According to the inaugural Environmental Protection Agency (EPA) report on the 2022 climate and infrastructure law, known as the Inflation Reduction Act (IRA), it is expected to achieve a substantial reduction in nationwide carbon emissions compared to 2005 levels. The report, which was released on Tuesday, reveals that by the year 2030, the IRA is projected to decrease economy-wide emissions by anywhere from 35 percent to 43 percent below the levels recorded in 2005.
A small number of models show higher carbon emissions
In the specific context of the electric power sector, this legislation is anticipated to lead to emissions reductions ranging from 49 percent to 83 percent compared to 2005 levels, as per the EPA’s findings. The report also estimates that by 2030, carbon emissions from electricity generation will be between 11 percent and 67 percent lower than a scenario in which the IRA had not been implemented.

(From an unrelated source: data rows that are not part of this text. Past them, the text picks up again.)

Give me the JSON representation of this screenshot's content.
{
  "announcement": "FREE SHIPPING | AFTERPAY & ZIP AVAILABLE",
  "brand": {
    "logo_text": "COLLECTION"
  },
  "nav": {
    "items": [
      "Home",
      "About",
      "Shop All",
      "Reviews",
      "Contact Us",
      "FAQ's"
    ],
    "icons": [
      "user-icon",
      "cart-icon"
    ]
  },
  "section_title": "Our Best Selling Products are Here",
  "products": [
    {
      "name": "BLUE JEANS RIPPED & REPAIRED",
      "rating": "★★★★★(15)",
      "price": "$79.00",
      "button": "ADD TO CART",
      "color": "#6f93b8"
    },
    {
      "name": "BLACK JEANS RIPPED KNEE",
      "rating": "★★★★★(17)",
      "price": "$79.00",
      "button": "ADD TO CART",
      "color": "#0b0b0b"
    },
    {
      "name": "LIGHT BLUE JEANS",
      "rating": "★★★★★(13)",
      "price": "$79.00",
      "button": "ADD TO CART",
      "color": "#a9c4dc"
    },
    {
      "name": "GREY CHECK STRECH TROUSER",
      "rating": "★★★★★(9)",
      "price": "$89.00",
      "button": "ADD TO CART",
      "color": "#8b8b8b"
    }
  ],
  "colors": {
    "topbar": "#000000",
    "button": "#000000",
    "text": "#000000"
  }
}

Notably, the EPA acknowledged that a small number of models show higher emissions under the IRA in 2025. This discrepancy is attributed to the absence of the IRA in the alternative scenario, which results in increased short-term investments in renewable energy before tax credits expire. Over the long term, the IRA’s projections indicate relatively stable emissions reductions due to the extension of tax credits.

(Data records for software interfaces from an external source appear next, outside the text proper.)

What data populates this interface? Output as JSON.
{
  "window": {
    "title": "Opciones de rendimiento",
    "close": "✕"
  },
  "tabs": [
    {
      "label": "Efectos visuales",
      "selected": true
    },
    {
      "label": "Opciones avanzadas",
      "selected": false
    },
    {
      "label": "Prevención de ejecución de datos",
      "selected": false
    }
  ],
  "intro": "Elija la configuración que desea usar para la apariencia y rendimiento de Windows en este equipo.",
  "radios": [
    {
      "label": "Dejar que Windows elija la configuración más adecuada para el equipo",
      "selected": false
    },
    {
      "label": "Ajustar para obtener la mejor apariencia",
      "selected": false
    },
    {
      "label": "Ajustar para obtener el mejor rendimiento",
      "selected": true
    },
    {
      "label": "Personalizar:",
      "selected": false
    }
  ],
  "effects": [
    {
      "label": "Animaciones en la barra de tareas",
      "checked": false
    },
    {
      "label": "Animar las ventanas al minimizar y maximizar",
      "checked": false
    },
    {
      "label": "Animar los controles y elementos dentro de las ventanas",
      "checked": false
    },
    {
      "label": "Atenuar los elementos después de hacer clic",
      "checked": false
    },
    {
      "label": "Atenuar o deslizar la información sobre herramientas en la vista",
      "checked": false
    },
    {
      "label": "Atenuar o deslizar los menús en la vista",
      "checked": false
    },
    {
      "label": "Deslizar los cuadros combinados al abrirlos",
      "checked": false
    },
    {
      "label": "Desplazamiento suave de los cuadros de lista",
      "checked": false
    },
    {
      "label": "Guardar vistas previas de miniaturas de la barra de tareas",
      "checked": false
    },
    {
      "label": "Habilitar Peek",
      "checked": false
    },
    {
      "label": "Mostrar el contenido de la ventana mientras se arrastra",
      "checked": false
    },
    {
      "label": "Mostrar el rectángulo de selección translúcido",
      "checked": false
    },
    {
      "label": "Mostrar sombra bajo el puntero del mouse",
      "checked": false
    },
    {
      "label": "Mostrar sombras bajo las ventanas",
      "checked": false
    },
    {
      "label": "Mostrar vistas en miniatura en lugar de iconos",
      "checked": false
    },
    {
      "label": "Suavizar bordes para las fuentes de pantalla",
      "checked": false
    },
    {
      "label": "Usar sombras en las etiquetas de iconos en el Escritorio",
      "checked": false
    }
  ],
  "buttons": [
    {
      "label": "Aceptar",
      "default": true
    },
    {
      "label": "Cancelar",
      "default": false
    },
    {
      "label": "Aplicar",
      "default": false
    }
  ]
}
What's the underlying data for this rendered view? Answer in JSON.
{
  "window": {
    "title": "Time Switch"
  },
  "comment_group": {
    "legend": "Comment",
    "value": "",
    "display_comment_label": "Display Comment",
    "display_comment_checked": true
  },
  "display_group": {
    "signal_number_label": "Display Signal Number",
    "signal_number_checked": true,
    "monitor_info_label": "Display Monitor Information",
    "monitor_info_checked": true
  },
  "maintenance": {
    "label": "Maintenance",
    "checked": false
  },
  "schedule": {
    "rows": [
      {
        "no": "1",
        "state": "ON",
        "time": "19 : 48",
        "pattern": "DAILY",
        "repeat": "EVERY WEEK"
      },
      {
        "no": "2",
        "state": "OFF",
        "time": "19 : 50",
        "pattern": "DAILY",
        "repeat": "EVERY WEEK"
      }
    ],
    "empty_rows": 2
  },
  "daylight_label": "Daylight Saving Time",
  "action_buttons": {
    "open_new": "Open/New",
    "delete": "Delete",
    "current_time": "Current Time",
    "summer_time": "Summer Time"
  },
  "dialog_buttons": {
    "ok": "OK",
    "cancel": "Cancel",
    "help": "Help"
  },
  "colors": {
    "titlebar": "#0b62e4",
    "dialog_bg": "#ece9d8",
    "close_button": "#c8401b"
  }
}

The most significant reductions in emissions, both direct and indirect, are anticipated in the domain of building electricity usage. The report foresees emissions from buildings decreasing by 49 percent to 63 percent in 2030. Following closely behind is the transportation sector, where the report predicts emissions reductions ranging from 11 percent to 25 percent.
Provides strong evidence that America’s transition to clean energy
By the year 2035, the IRA is expected to yield even more substantial reductions, with carbon emissions from buildings projected to fall between 52 percent and 70 percent, and the transportation sector experiencing reductions between 15 percent and 35 percent.
EPA Administrator Michael Regan expressed his confidence in the IRA’s transformative impact on energy production and consumption, emphasizing its role in ushering in a cleaner energy future. He stated, “This report provides strong evidence that America’s transition to clean energy is resulting in significant reductions in carbon emissions, aligning us with President Biden’s ambitious climate objectives.”
However, Senate Environment Committee ranking member Shelley Moore Capito (R-W.Va.) took issue with the report’s conclusions, particularly its assessment that the IRA would negatively impact the natural gas and coal sectors—major industries in West Virginia. Capito criticized the IRA for its secretive drafting and swift passage along party lines, asserting that it has been met with strong disapproval in energy-producing states like West Virginia.
Fellow West Virginia senator Joe Manchin (D), who played a pivotal role in passing the IRA, has also voiced concerns about its implementation and is considered vulnerable in the 2024 election should he choose to seek re-election.